We elaborate a cultural framing theory of legal cynicism—previously used to account for neighborhood variation in Chicago homicides—to explain Arab Sunni victimization and insurgent attacks during the U.S. post-invasion occupation of Iraq. Legal cynicism theory has an unrecognized power to explain collective and interpersonal violence in international as well as U.S. settings. We expand on how "double and linked" roles of state and non-state actors can be used to analyze violence against Arab Sunni civilians.
In three studies, we examined the influence of social network reactions on feelings toward a romantic partner. Study 1 was a large survey (N = 858), Study 2 was a vignette design in which social network reactions were manipulated, and Study 3 was a laboratory-based, dating game experiment. We found extensive support for the social network effect, whereby relationship approval from family and friends leads individuals to feel more love, more committed, and more positive about a partner. We also examined whether psychological reactance moderated social network influence.

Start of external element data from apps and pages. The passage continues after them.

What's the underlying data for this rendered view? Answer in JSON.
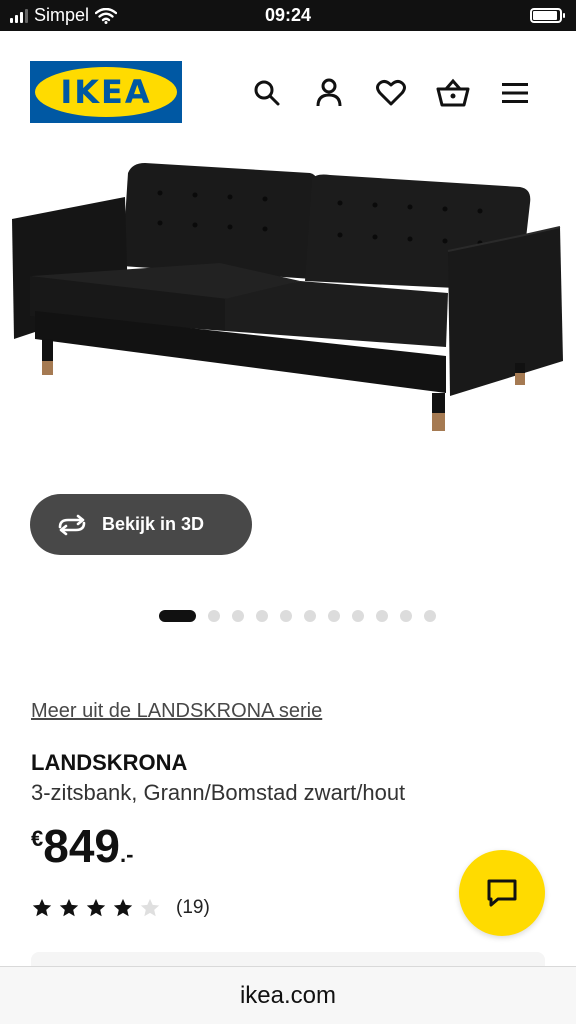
{
  "status_bar": {
    "carrier": "Simpel",
    "time": "09:24",
    "battery_level": 0.92
  },
  "header": {
    "logo_text": "IKEA",
    "icons": [
      "search-icon",
      "account-icon",
      "heart-icon",
      "basket-icon",
      "menu-icon"
    ]
  },
  "gallery": {
    "view_3d_label": "Bekijk in 3D",
    "image_count": 11,
    "active_index": 0
  },
  "product": {
    "series_link": "Meer uit de LANDSKRONA serie",
    "name": "LANDSKRONA",
    "description": "3-zitsbank, Grann/Bomstad zwart/hout",
    "price_currency": "€",
    "price_amount": "849",
    "price_suffix": ".-",
    "rating_value": 4,
    "rating_max": 5,
    "rating_count": "(19)"
  },
  "browser": {
    "url": "ikea.com"
  },
  "colors": {
    "brand_blue": "#0058a3",
    "brand_yellow": "#ffdb00",
    "button_dark": "#484848"
  }
}
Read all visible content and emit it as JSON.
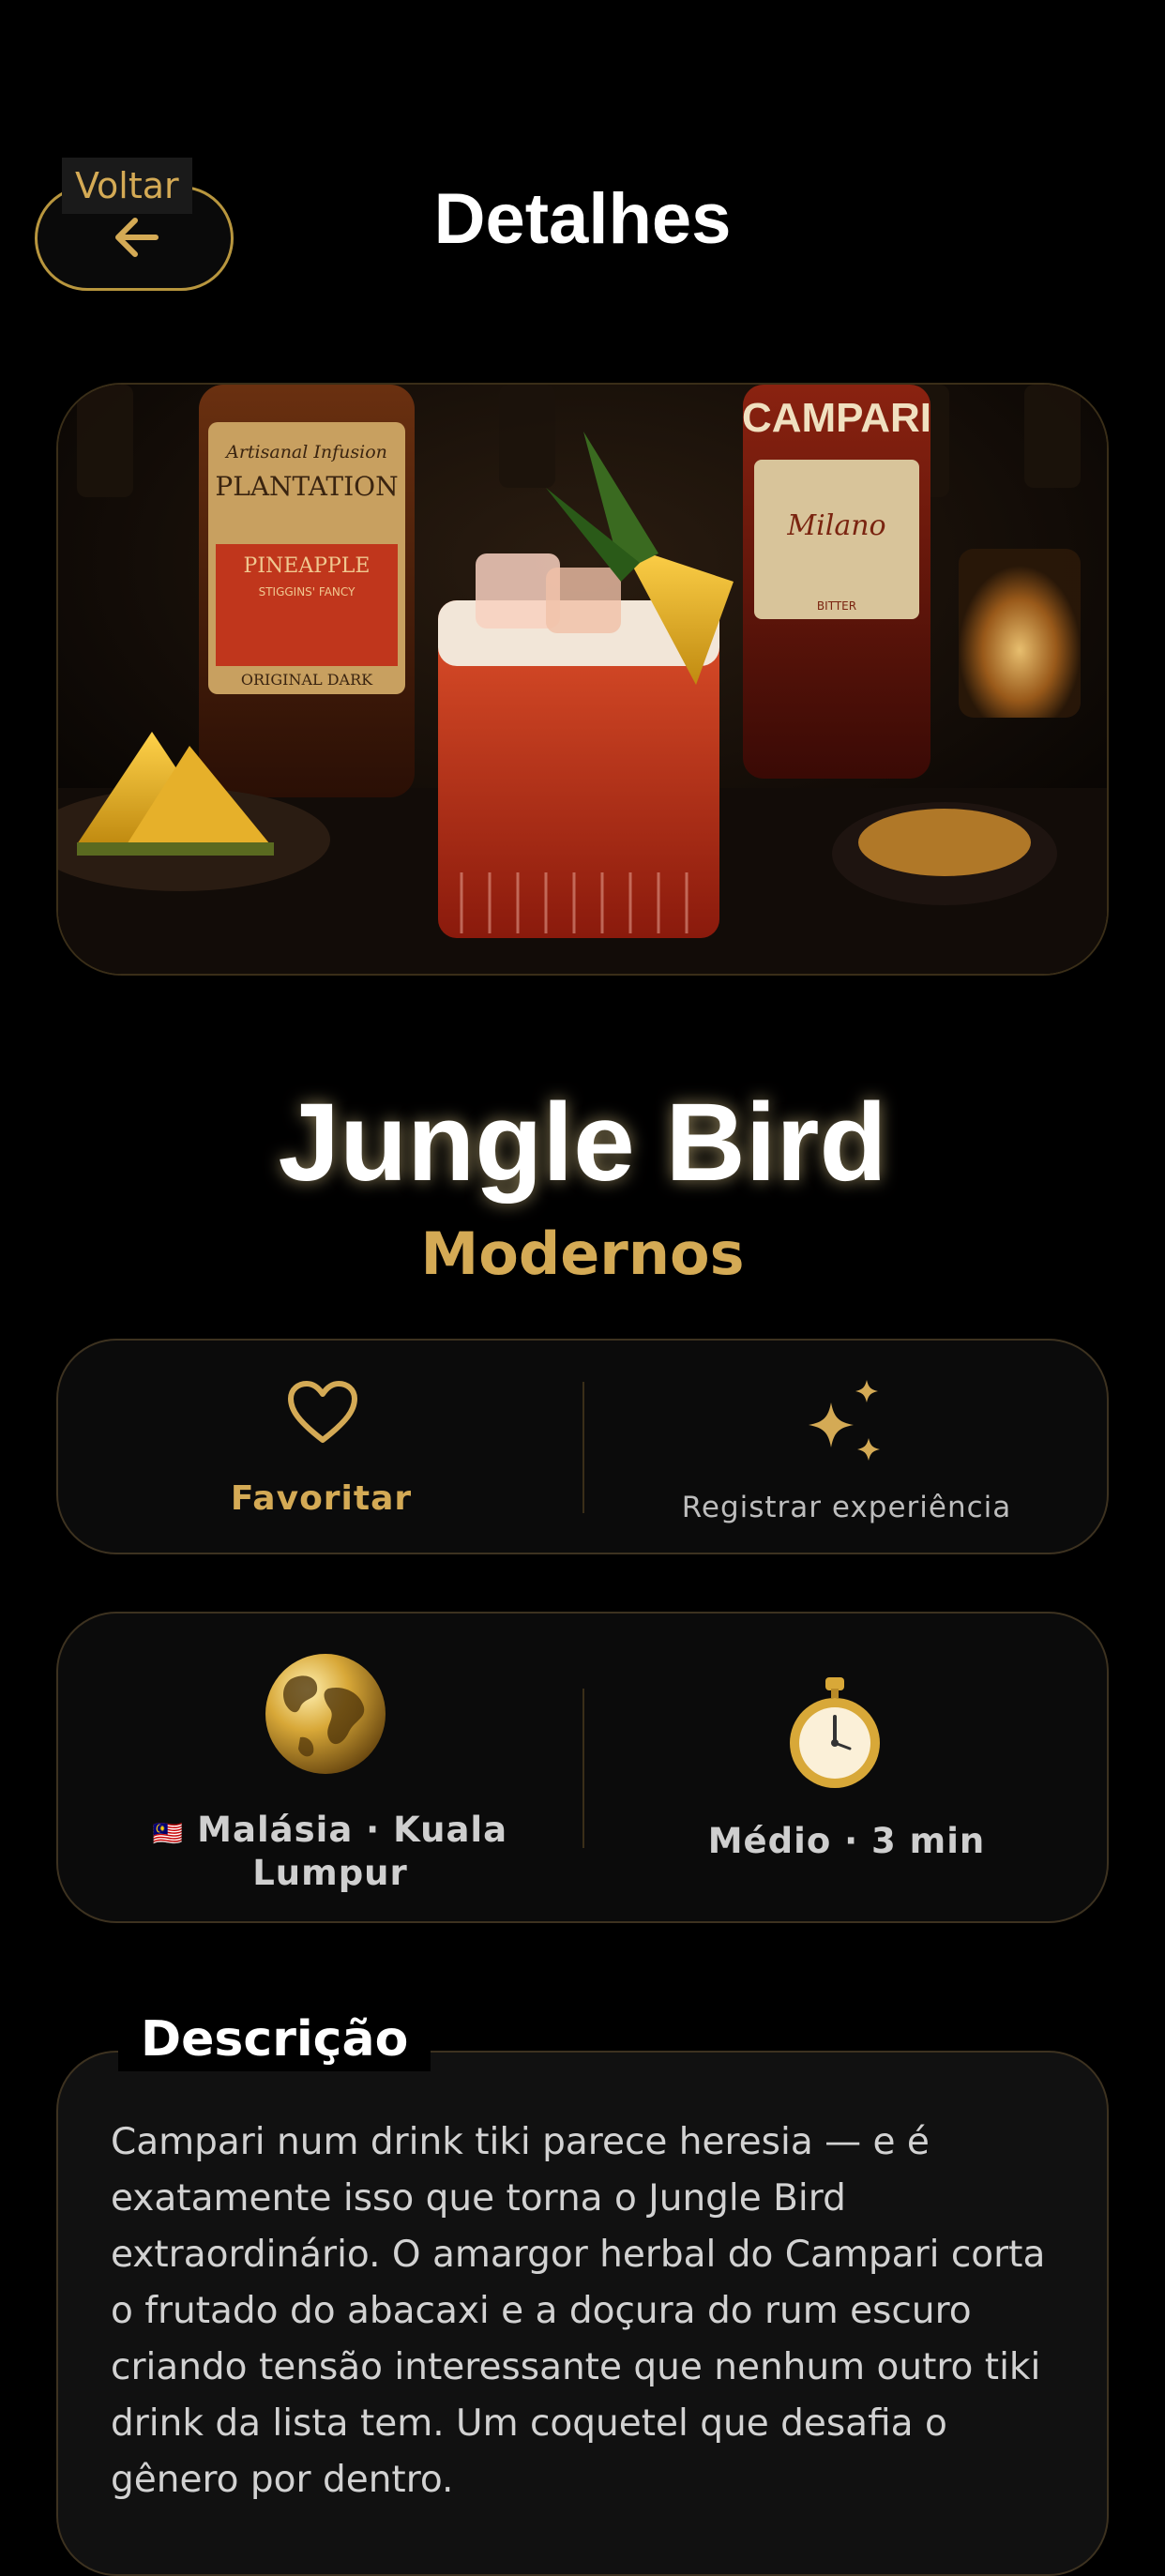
{
  "header": {
    "back_label": "Voltar",
    "title": "Detalhes"
  },
  "drink": {
    "name": "Jungle Bird",
    "category": "Modernos",
    "image_text": {
      "plantation_top": "Artisanal Infusion",
      "plantation_brand": "PLANTATION",
      "plantation_flavor": "PINEAPPLE",
      "plantation_sub": "STIGGINS' FANCY",
      "plantation_bottom": "ORIGINAL DARK",
      "campari_brand": "CAMPARI",
      "campari_city": "Milano",
      "campari_type": "BITTER"
    }
  },
  "actions": {
    "favorite_label": "Favoritar",
    "register_label": "Registrar experiência",
    "favorite_icon": "heart-icon",
    "register_icon": "sparkles-icon"
  },
  "info": {
    "flag": "🇲🇾",
    "origin_line1": "Malásia · Kuala",
    "origin_line2": "Lumpur",
    "difficulty_time": "Médio · 3 min",
    "origin_icon": "globe-icon",
    "time_icon": "stopwatch-icon"
  },
  "description": {
    "title": "Descrição",
    "text": "Campari num drink tiki parece heresia — e é exatamente isso que torna o Jungle Bird extraordinário. O amargor herbal do Campari corta o frutado do abacaxi e a doçura do rum escuro criando tensão interessante que nenhum outro tiki drink da lista tem. Um coquetel que desafia o gênero por dentro."
  },
  "colors": {
    "background": "#000000",
    "accent_gold": "#d4aa55",
    "card_border": "#3d3220",
    "text_primary": "#ffffff",
    "text_secondary": "#d2d2d2"
  }
}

“What does it mean to live for sociology, today?” Michael Burawoy asks in his timely essay, “Sociology as a Vocation.” Drawing on insights from Max Weber’s classic lectures on science and politics, Burawoy argues that sociology is uniquely positioned to reinvigorate civil society and the university in the face of the relentless growth of marketization across the globe.
This Report shows the magnitude and complexity of violence in U.S. society, explicates the important ways that social science has already contributed knowledge, and sets forth a challenging set of research directions. The Report makes clear the need for a sustained violence initiative to produce fundamental research. Federal support for a major initiative requires an examination of priorities for allocating scarce resources. Across the landscape of serious issues where serious science must be done, research on violence should be enlarged.
The American Sociological Association (ASA) recently played a key role in support of the U.S. Supreme Court’s June 2016 ruling in the affirmative action case Fisher v. University of Texas at Austin. The judgement allowed the university to continue using race as a factor in admissions decisions.
“Scientific research shows that having a diverse student body leads to a number of educational benefits, including a decline in prejudice, improvements in students’ cognitive skills and self-confidence, and better classroom environments,” said ASA Executive Officer Sally T. Hillsman.
Last year, ASA focused on why you #lovesociology. This year we would like to know how you are #doingsociology. What are you doing as a sociologist? Being a sociologist is about doing sociology. On the newly designed ASA website, there is a section on the homepage, titled “What Sociologists Do,” which highlights the important and valuable work being done by sociologists.
If you want to mix drinks for a living, don’t expect to have a typical family life.
That was the conclusion of a study by Tulane University sociologists Emily Starr and Alicia McCraw, who interviewed 40 New Orleans area bartenders for their study, “Barkeeps and Barmaids on the White Picket Fence: Bartenders, Gender, and Performative Adulthood,” which they presented at the 111th Annual Meeting of the American Sociological Association (ASA).
We examine instances of youth cyber aggression, arguing that the close relationships of friendship and romance substantially influence the chances of being targeted. We investigate networks of friendship, dating, and aggression among a sample of 788 eighth- to twelfth-grade students in a longitudinal study of a New York school. Approximately 17 percent reported some involvement in cyber aggression within the past week. LGBTQ youth were targeted at a rate over four times that of their heterosexual peers, and females were more frequent victims than males.
ASA speaks with sociology graduate student Mario Espinoza at the 2016 ASA Annual Meeting on August, 2016, in Seattle, WA. Espinoza talks about what it means to “do sociology,” how he uses sociology in his work, highlights of his work in the field, the relevance of sociological work to society, and his advice to students interested in entering the field.